One of my favorite parts about being a resident is the chance to interact with medical students. Teaching is such a fantastic way to learn, and it can be a lot of fun, but even the best teachers can be less helpful than they think they are. Sometimes I just get too enthusiastic about the topic at hand. I’ve found myself dominating conversations, even as I’m thinking in my head, “Stop talking!”
One method that helps me teach in a more evidence-based way is incorporating elaborative interrogation and self-explanation into conversations. Both strategies prompt learners to understand the reasoning behind concepts, and in doing so help to make the concepts more memorable.
Elaborative interrogation is primarily focused on “why” questions.
“Why is this true?”
“Why does this make sense?”
Self-explanation prompts are more variable.
“How does this work?”
“How does this relate to what I already know?”
“What thought process leads me to the correct answer?”
“Why is this answer correct and the others wrong?”
While it may seem forced, incorporating these questions into teaching can enhance your students’ learning. Studies have demonstrated that learners may not engage in sufficient elaboration on their own, even when instructed to learn “for understanding.” (1, 2) Getting into the habit of using these questions has helped us make interactive teaching our default.
Here’s the interesting part: Even though these two strategies sound quite similar, elaborative interrogation tends to be more helpful for students with more prior knowledge (eg, M4s), (3) while self-explanation may disproportionately benefits students with less prior knowledge (eg, preclinical students). (4, 5) It’s thought that early learners lack well-defined illness scripts and may benefit from how self-explanation forces them to clarify their thinking. After sufficient knowledge has been acquired, learners may benefit more from the global “why’s” used in elaborative interrogation, since they can use their knowledge base to accurately understand why a new fact might be true. Both strategies can certainly be used one-to-one no matter the learner’s prior knowledge, as the teacher can guide the learner in answering the questions accurately. However, recognize that longer-term memory benefits for each strategy may depend on how much the learner already knows.

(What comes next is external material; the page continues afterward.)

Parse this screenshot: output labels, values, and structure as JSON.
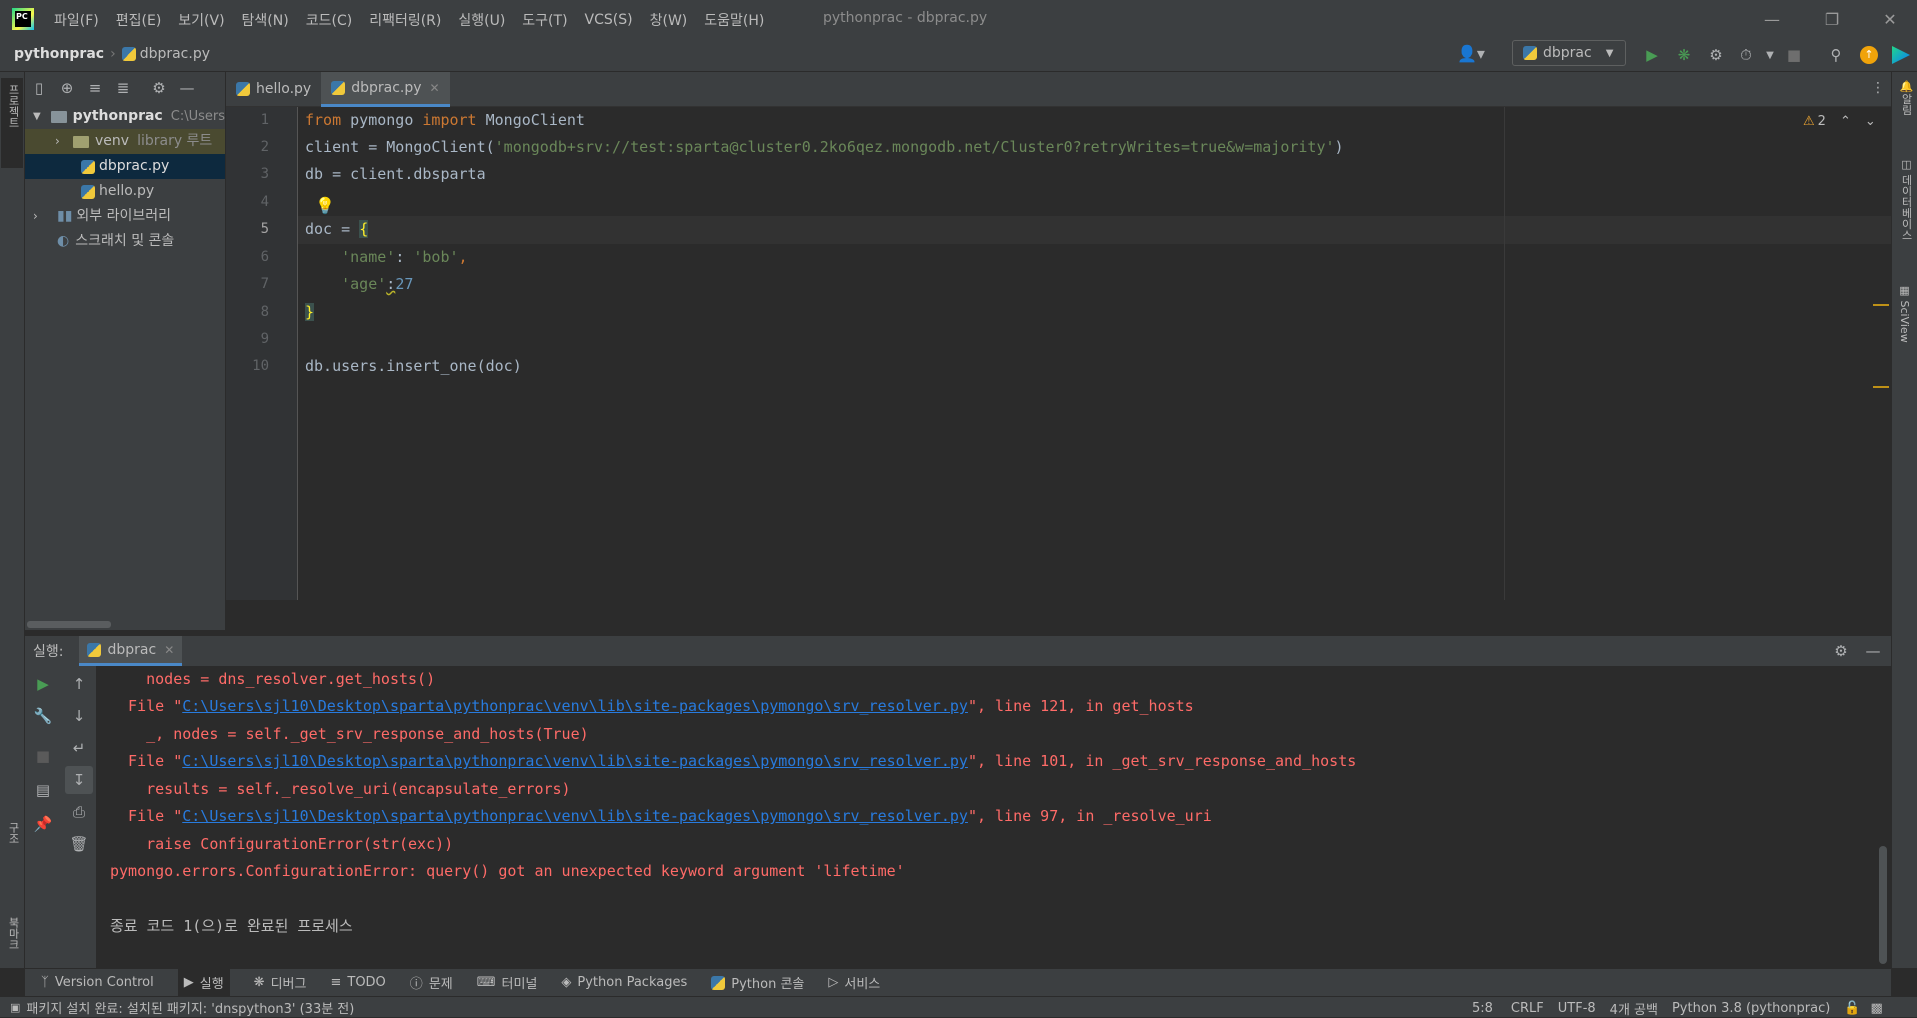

What are your go-to teaching moves? What do your favorite teachers do right?
1. Woloshyn, V. E. & Stockley, D. B. Helping students acquire belief-inconsistent and belief-consistent science facts: Comparisons between individual and dyad study using elaborative interrogation, self-selected study and repetitious-reading. Appl. Cogn. Psychol. 9, 75–89 (1995).
2. Endres, T., Carpenter, S., Martin, A. & Renkl, A. Enhancing learning by retrieval: Enriching free recall with elaborative prompting. Learn. Instr. 49, 13–20 (2017).
3. Woloshyn, V. E., Wood, E. & Willoughby, T. Considering prior knowledge when using elaborative interrogation. Appl. Cogn. Psychol. 8, 25–36 (1994).
4. Chamberland, M. et al. Students’ self-explanations while solving unfamiliar cases: the role of biomedical knowledge. Med. Educ. 47, 1109–1116 (2013).
5. Heitzmann, N., Fischer, F., Kühne-Eversmann, L. & Fischer, M. R. Enhancing diagnostic competence with self-explanation prompts and adaptable feedback. Med. Educ. 49, 993–1003 (2015).